Take for example the company you work for and the KPIs you personally execute against and ask yourself this question: If your company increased their performance on these KPIs by >10% over the target, who would benefit from the outcome, your business, or your customers? The answer is inevitably your business.
This is the growing conundrum of KPIs. They are about the business, not the customer. But let’s not be overly simplistic, given many businesses have integrated customer KPIs into the management of their business. Take for example, customer KPIs such as Customer Satisfaction (CSAT), Net Promoter Score (NPS), Customer Effort Score (CES), or countless other derivatives of similar KPIs. Aren’t those examples of how companies today are listening to their customers and elevating their voices within the strategy and operations of their businesses? Maybe, but not really.
Why Customer KPIs Aren’t Enough
Customer-oriented KPIs are in fact still KPIs. In as such, they are more about business goals than customer goals.Or more accurately stated, they are measures that are more reflective of what the business values than what a customer values.

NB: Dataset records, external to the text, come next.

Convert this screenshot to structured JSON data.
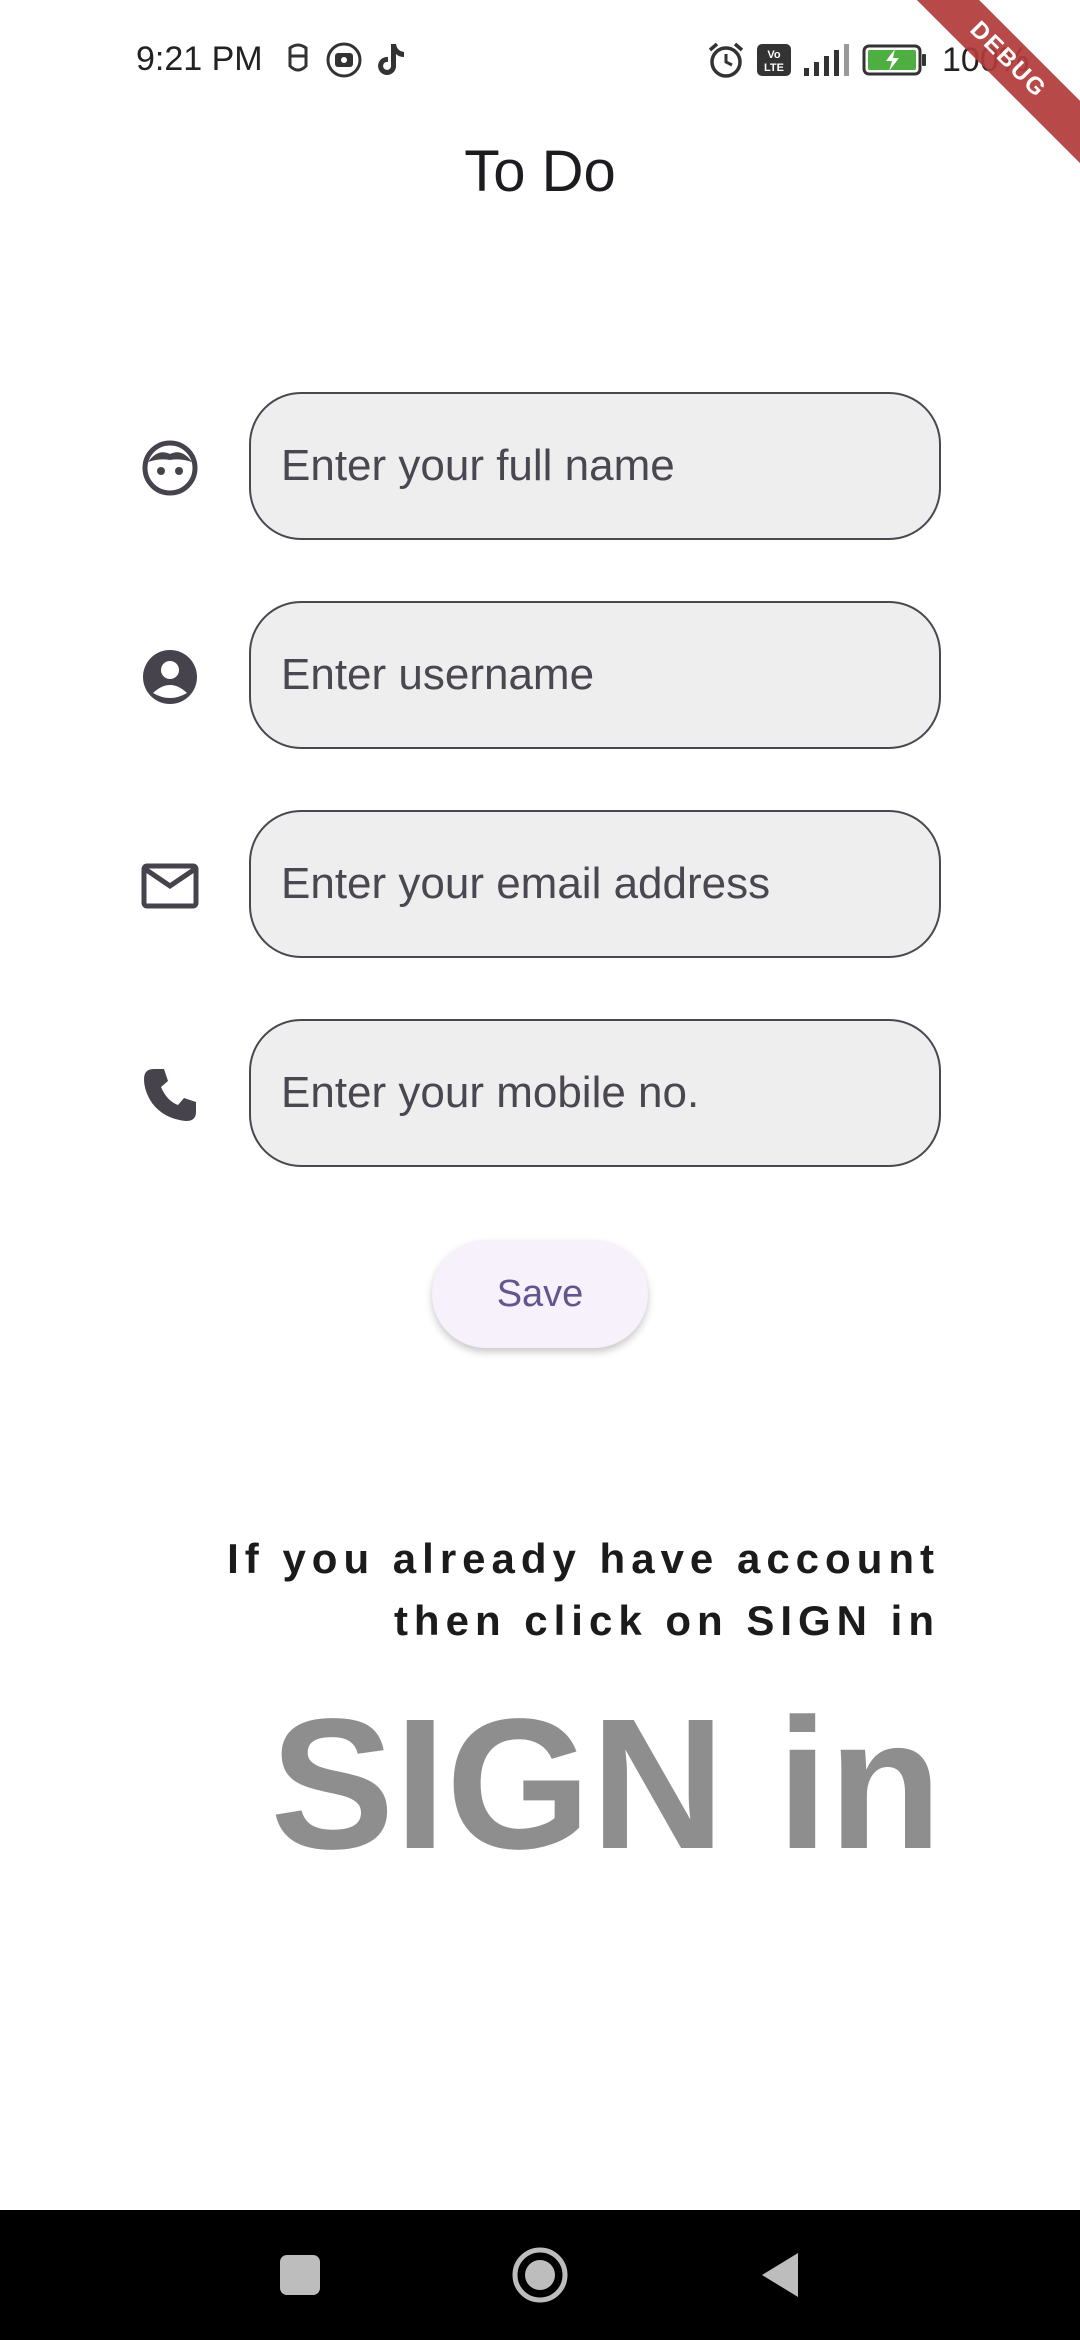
{
  "status_bar": {
    "time": "9:21 PM",
    "battery_text": "100%",
    "debug_label": "DEBUG",
    "left_icons": [
      "bug-icon",
      "screen-record-icon",
      "tiktok-icon"
    ],
    "right_icons": [
      "alarm-icon",
      "volte-icon",
      "signal-icon",
      "battery-charging-icon"
    ]
  },
  "app_bar": {
    "title": "To Do"
  },
  "form": {
    "fields": [
      {
        "icon": "face-icon",
        "placeholder": "Enter your full name",
        "value": ""
      },
      {
        "icon": "account-circle-icon",
        "placeholder": "Enter username",
        "value": ""
      },
      {
        "icon": "email-icon",
        "placeholder": "Enter your email address",
        "value": ""
      },
      {
        "icon": "phone-icon",
        "placeholder": "Enter your mobile no.",
        "value": ""
      }
    ],
    "save_label": "Save"
  },
  "signin": {
    "prompt_line1": "If you already have account",
    "prompt_line2": "then click on SIGN in",
    "link_label": "SIGN in"
  },
  "nav_bar": {
    "buttons": [
      "recents-icon",
      "home-icon",
      "back-icon"
    ]
  },
  "colors": {
    "field_fill": "#eeeeee",
    "field_border": "#4a4750",
    "button_text": "#65558f",
    "signin_link": "#8e8e8e",
    "debug_ribbon": "#b23a3a"
  }
}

Let’s make the other argument that assumes your customers do in fact care—at least at some level—about customer KPIs. In some cases, customers will want to do business with companies willing to do what it takes to delight them. Doing business with a company seeking to create happier customers reduces risk and can help to safeguard customers’ most precious commodities—their time, attention, and/or money. When a company cares about what their customers think and is willing to take steps to ensure they are delivering products, services, and experiences that lead to other delighted customers, it’s a good thing. And the world needs much, much more of this.
But, in the end, do these customer KPIs really reflect what your customers truly value? Or are they more about helping your business understand how well it’s delivering its stated value.

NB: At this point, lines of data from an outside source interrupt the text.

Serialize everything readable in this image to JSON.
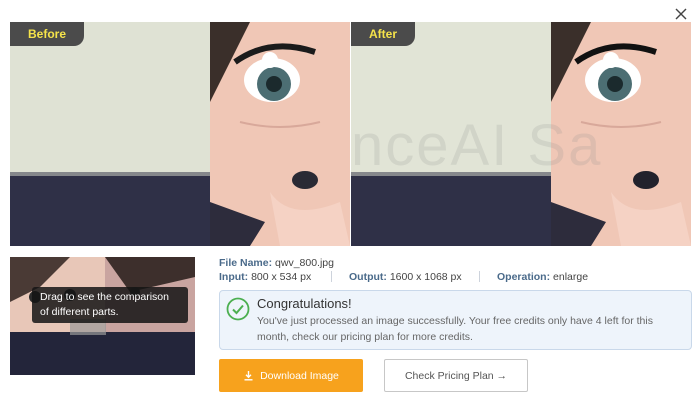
{
  "dialog": {
    "close_icon": "close-icon"
  },
  "compare": {
    "before_label": "Before",
    "after_label": "After",
    "watermark_text": "nceAI Sa"
  },
  "thumbnail": {
    "tooltip": "Drag to see the comparison of different parts."
  },
  "file_info": {
    "file_name_label": "File Name:",
    "file_name_value": "qwv_800.jpg",
    "input_label": "Input:",
    "input_value": "800 x 534 px",
    "output_label": "Output:",
    "output_value": "1600 x 1068 px",
    "operation_label": "Operation:",
    "operation_value": "enlarge"
  },
  "notice": {
    "title": "Congratulations!",
    "message": "You've just processed an image successfully. Your free credits only have 4 left for this month, check our pricing plan for more credits.",
    "icon": "check-circle-icon",
    "color": "#4caf50"
  },
  "actions": {
    "download_label": "Download Image",
    "download_icon": "download-icon",
    "pricing_label": "Check Pricing Plan →",
    "accent_color": "#f7a21d"
  }
}
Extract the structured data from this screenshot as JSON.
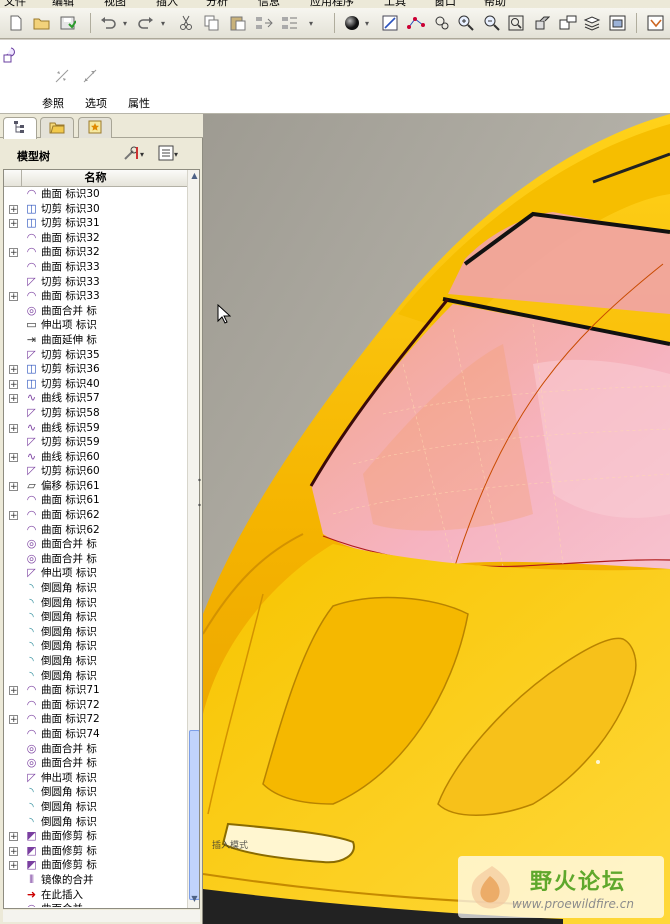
{
  "menubar": {
    "items": [
      "文件",
      "编辑",
      "视图",
      "插入",
      "分析",
      "信息",
      "应用程序",
      "工具",
      "窗口",
      "帮助"
    ]
  },
  "toolbar": {
    "icons": [
      "new-file-icon",
      "open-folder-icon",
      "save-icon",
      "undo-icon",
      "redo-icon",
      "cut-icon",
      "copy-icon",
      "paste-icon",
      "regenerate-icon",
      "shaded-sphere-icon",
      "sketch-icon",
      "datum-icon",
      "zoom-in-icon",
      "zoom-out-icon",
      "refit-icon",
      "layer-icon",
      "view-icon"
    ]
  },
  "dashboard": {
    "tabs": [
      {
        "label": "参照"
      },
      {
        "label": "选项"
      },
      {
        "label": "属性"
      }
    ]
  },
  "navigator": {
    "tree_title": "模型树",
    "column_header": "名称",
    "rows": [
      {
        "expander": "",
        "icon": "surface-icon",
        "label": "曲面 标识30"
      },
      {
        "expander": "+",
        "icon": "cut-icon",
        "label": "切剪 标识30"
      },
      {
        "expander": "+",
        "icon": "cut-icon",
        "label": "切剪 标识31"
      },
      {
        "expander": "",
        "icon": "surface-icon",
        "label": "曲面 标识32"
      },
      {
        "expander": "+",
        "icon": "surface-icon",
        "label": "曲面 标识32"
      },
      {
        "expander": "",
        "icon": "surface-icon",
        "label": "曲面 标识33"
      },
      {
        "expander": "",
        "icon": "trim-icon",
        "label": "切剪 标识33"
      },
      {
        "expander": "+",
        "icon": "surface-icon",
        "label": "曲面 标识33"
      },
      {
        "expander": "",
        "icon": "merge-icon",
        "label": "曲面合并 标"
      },
      {
        "expander": "",
        "icon": "extrude-icon",
        "label": "伸出项 标识"
      },
      {
        "expander": "",
        "icon": "extend-icon",
        "label": "曲面延伸 标"
      },
      {
        "expander": "",
        "icon": "trim-icon",
        "label": "切剪 标识35"
      },
      {
        "expander": "+",
        "icon": "cut-icon",
        "label": "切剪 标识36"
      },
      {
        "expander": "+",
        "icon": "cut-icon",
        "label": "切剪 标识40"
      },
      {
        "expander": "+",
        "icon": "curve-icon",
        "label": "曲线 标识57"
      },
      {
        "expander": "",
        "icon": "trim-icon",
        "label": "切剪 标识58"
      },
      {
        "expander": "+",
        "icon": "curve-icon",
        "label": "曲线 标识59"
      },
      {
        "expander": "",
        "icon": "trim-icon",
        "label": "切剪 标识59"
      },
      {
        "expander": "+",
        "icon": "curve-icon",
        "label": "曲线 标识60"
      },
      {
        "expander": "",
        "icon": "trim-icon",
        "label": "切剪 标识60"
      },
      {
        "expander": "+",
        "icon": "offset-icon",
        "label": "偏移 标识61"
      },
      {
        "expander": "",
        "icon": "surface-icon",
        "label": "曲面 标识61"
      },
      {
        "expander": "+",
        "icon": "surface-icon",
        "label": "曲面 标识62"
      },
      {
        "expander": "",
        "icon": "surface-icon",
        "label": "曲面 标识62"
      },
      {
        "expander": "",
        "icon": "merge-icon",
        "label": "曲面合并 标"
      },
      {
        "expander": "",
        "icon": "merge-icon",
        "label": "曲面合并 标"
      },
      {
        "expander": "",
        "icon": "trim-icon",
        "label": "伸出项 标识"
      },
      {
        "expander": "",
        "icon": "round-icon",
        "label": "倒圆角 标识"
      },
      {
        "expander": "",
        "icon": "round-icon",
        "label": "倒圆角 标识"
      },
      {
        "expander": "",
        "icon": "round-icon",
        "label": "倒圆角 标识"
      },
      {
        "expander": "",
        "icon": "round-icon",
        "label": "倒圆角 标识"
      },
      {
        "expander": "",
        "icon": "round-icon",
        "label": "倒圆角 标识"
      },
      {
        "expander": "",
        "icon": "round-icon",
        "label": "倒圆角 标识"
      },
      {
        "expander": "",
        "icon": "round-icon",
        "label": "倒圆角 标识"
      },
      {
        "expander": "+",
        "icon": "surface-icon",
        "label": "曲面 标识71"
      },
      {
        "expander": "",
        "icon": "surface-icon",
        "label": "曲面 标识72"
      },
      {
        "expander": "+",
        "icon": "surface-icon",
        "label": "曲面 标识72"
      },
      {
        "expander": "",
        "icon": "surface-icon",
        "label": "曲面 标识74"
      },
      {
        "expander": "",
        "icon": "merge-icon",
        "label": "曲面合并 标"
      },
      {
        "expander": "",
        "icon": "merge-icon",
        "label": "曲面合并 标"
      },
      {
        "expander": "",
        "icon": "trim-icon",
        "label": "伸出项 标识"
      },
      {
        "expander": "",
        "icon": "round-icon",
        "label": "倒圆角 标识"
      },
      {
        "expander": "",
        "icon": "round-icon",
        "label": "倒圆角 标识"
      },
      {
        "expander": "",
        "icon": "round-icon",
        "label": "倒圆角 标识"
      },
      {
        "expander": "+",
        "icon": "surface-trim-icon",
        "label": "曲面修剪 标"
      },
      {
        "expander": "+",
        "icon": "surface-trim-icon",
        "label": "曲面修剪 标"
      },
      {
        "expander": "+",
        "icon": "surface-trim-icon",
        "label": "曲面修剪 标"
      },
      {
        "expander": "",
        "icon": "mirror-icon",
        "label": "镜像的合并"
      },
      {
        "expander": "",
        "icon": "insert-arrow-icon",
        "label": "在此插入"
      },
      {
        "expander": "",
        "icon": "merge-icon",
        "label": "曲面合并"
      }
    ]
  },
  "viewport": {
    "mode_label": "插入模式",
    "body_color": "#f2b705",
    "glass_color": "#f5a9b8",
    "background_color": "#b9b5aa"
  },
  "watermark": {
    "title": "野火论坛",
    "url": "www.proewildfire.cn"
  }
}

Building Reciprocal Value Between Brand and Customer
Did you know the average human being behaves as a customer less than 14% of their time? That’s why it is critical to treasure that small window to create reciprocal value, ensuring your business authentically connects with customers, so they are happy, refer friends and return.
Consider a recent article from Forrester, which essentially drove to the same conclusion. Namely, that value-for-customer metrics will become central to company scorecards and predictive of business outcomes. This gap has clearly been recognized, by businesses themselves, and brings with it a mandate to measure success from the viewpoint of the customer as well as the business. But it also begs the fundamental question of how.

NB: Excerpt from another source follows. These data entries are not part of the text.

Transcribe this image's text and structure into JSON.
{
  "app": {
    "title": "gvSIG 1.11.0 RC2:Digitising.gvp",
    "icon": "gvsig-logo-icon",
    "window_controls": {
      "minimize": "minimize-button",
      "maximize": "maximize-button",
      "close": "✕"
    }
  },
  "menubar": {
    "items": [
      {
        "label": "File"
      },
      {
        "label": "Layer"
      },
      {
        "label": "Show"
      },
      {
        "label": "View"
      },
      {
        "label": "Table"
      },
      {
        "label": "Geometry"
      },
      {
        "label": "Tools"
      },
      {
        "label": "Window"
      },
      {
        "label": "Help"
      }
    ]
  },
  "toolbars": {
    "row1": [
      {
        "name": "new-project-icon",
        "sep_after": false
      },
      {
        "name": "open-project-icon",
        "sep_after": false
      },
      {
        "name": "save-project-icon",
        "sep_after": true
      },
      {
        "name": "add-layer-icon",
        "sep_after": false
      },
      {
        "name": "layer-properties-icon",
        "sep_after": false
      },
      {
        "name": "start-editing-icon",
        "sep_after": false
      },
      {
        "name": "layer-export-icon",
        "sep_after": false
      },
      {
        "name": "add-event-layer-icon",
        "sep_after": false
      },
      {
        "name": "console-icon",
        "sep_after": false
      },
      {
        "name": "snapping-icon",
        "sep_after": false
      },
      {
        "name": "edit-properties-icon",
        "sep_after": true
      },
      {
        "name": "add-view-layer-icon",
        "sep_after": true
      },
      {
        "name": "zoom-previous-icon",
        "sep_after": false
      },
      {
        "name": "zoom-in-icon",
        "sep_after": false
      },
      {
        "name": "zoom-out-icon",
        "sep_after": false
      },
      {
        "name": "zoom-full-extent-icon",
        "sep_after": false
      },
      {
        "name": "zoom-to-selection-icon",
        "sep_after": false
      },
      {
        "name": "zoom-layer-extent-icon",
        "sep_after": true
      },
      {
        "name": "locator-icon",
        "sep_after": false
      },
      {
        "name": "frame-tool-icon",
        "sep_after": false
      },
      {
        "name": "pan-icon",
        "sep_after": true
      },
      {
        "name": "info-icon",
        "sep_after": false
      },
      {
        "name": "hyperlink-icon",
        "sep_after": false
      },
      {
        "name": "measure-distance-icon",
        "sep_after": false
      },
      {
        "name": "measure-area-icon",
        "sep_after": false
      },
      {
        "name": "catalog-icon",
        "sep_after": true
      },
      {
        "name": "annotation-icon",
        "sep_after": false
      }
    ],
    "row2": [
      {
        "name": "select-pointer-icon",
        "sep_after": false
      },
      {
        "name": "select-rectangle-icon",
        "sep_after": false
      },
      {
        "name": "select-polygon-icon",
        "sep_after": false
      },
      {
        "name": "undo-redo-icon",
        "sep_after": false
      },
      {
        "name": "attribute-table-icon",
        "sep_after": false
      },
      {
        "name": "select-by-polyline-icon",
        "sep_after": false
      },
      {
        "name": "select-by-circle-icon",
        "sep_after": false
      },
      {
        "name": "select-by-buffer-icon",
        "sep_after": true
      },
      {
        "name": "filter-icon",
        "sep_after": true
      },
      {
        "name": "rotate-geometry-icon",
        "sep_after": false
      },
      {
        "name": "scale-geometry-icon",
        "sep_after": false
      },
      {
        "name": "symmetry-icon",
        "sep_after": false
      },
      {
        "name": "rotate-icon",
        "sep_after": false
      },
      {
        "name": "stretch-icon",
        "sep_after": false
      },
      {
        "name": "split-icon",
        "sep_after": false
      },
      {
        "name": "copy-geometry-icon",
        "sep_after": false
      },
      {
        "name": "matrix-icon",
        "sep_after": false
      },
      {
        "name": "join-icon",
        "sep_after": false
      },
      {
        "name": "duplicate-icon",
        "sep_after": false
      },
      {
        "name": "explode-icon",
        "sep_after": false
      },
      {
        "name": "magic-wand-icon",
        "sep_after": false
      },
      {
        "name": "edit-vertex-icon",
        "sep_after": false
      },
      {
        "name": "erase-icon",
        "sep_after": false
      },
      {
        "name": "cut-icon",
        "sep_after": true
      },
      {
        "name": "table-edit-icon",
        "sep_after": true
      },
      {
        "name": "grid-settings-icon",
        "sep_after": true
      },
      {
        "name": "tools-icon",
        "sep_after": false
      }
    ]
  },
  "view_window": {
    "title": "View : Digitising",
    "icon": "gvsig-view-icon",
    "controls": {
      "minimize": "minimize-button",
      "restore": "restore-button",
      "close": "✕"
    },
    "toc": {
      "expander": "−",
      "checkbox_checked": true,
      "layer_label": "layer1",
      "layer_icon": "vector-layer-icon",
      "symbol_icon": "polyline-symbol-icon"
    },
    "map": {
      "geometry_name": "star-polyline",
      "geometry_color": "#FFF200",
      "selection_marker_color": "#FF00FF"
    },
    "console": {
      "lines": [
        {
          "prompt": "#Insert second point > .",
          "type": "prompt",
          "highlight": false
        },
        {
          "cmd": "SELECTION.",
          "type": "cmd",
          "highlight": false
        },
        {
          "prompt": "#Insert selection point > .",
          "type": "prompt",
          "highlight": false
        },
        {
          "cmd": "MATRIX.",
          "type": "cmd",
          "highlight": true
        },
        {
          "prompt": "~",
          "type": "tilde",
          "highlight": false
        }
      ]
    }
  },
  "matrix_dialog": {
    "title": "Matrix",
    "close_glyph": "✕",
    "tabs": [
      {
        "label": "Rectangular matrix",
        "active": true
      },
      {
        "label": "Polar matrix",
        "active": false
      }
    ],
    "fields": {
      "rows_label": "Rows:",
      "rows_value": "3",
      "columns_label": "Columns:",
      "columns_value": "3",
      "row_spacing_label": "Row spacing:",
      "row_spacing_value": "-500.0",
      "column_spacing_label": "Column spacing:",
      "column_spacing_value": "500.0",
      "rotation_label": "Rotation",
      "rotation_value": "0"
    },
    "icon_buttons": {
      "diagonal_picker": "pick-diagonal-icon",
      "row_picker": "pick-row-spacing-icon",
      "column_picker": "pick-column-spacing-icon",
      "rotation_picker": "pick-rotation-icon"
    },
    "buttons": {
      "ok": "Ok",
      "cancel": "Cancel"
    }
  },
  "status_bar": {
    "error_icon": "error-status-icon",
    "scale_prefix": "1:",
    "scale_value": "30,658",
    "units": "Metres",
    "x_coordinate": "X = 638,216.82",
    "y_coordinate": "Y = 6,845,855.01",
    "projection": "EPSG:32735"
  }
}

Uncovering What Customers Want: CPIs
Enter Customer Performance Indicators, or CPIs. Unlike KPIs, CPIs are about the customer. They are quantifiable measures of how well a business—any business, regardless of industry—performs against the goals most important to the customer. Unlike KPIs, CPIs are not business-centric, they are human-centric, and allow customers to function, thrive, and succeed as individuals. CPIs incorporate a multitude of measures including:
- Measures that benefit customers functionally: such as saving time, saving money, and diversifying options.
- Measures surrounding emotional benefits: such as feeling good, finding motivation, and reducing risk/anxiety.
- Measures in respect to social goals: such as helping others, connecting with others, and a finding a sense of belonging.
In conducting research across 175+ well-known brands, we found businesses that help customers achieve these types of goals stand to have greater growth potential. And most importantly, when business perform well in respect to CPIs, we can predict, with a very high rate of accuracy, the value—in this case, dollars—businesses can expect to receive in return.
It’s somewhat surprising that this is the first time CPIs are being identified as quantifiable drivers of business. After all, embracing a model of value exchange may mean reaching a level of reciprocity that consumers and corporations don’t even realize they have the power to create—together.
As published in CEOWORLD Magazine